** Assigned task **
The required result is a copy of each line below in which "List" appears.

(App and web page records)
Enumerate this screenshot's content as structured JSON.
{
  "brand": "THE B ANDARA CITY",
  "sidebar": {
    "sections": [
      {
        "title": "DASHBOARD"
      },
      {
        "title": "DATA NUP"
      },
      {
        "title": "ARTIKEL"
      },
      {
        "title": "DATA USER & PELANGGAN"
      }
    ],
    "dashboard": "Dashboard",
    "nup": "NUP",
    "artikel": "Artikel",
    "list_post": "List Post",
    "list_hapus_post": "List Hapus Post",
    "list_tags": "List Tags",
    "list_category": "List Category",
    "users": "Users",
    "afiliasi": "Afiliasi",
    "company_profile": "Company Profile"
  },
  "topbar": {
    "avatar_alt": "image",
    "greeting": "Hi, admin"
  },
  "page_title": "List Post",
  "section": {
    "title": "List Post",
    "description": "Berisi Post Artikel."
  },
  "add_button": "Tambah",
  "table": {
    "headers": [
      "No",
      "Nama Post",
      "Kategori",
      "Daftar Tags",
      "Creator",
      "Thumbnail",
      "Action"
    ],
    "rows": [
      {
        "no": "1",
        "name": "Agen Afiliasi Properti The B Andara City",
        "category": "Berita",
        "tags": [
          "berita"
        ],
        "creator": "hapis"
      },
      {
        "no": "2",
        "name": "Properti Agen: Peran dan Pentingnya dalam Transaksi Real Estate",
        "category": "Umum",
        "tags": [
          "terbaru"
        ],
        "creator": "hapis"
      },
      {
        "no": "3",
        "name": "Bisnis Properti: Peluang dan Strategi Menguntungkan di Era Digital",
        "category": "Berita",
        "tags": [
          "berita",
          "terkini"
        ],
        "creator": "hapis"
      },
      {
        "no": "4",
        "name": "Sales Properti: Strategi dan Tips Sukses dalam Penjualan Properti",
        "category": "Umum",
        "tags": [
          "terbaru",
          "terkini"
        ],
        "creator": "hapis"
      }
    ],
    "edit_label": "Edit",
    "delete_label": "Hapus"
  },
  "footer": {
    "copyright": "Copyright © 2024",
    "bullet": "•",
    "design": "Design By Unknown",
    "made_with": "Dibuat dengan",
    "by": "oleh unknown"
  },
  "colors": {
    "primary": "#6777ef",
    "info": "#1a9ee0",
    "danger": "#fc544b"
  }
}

** The completed task **
    "list_post": "List Post",
    "list_hapus_post": "List Hapus Post",
    "list_tags": "List Tags",
    "list_category": "List Category",
  "page_title": "List Post",
    "title": "List Post",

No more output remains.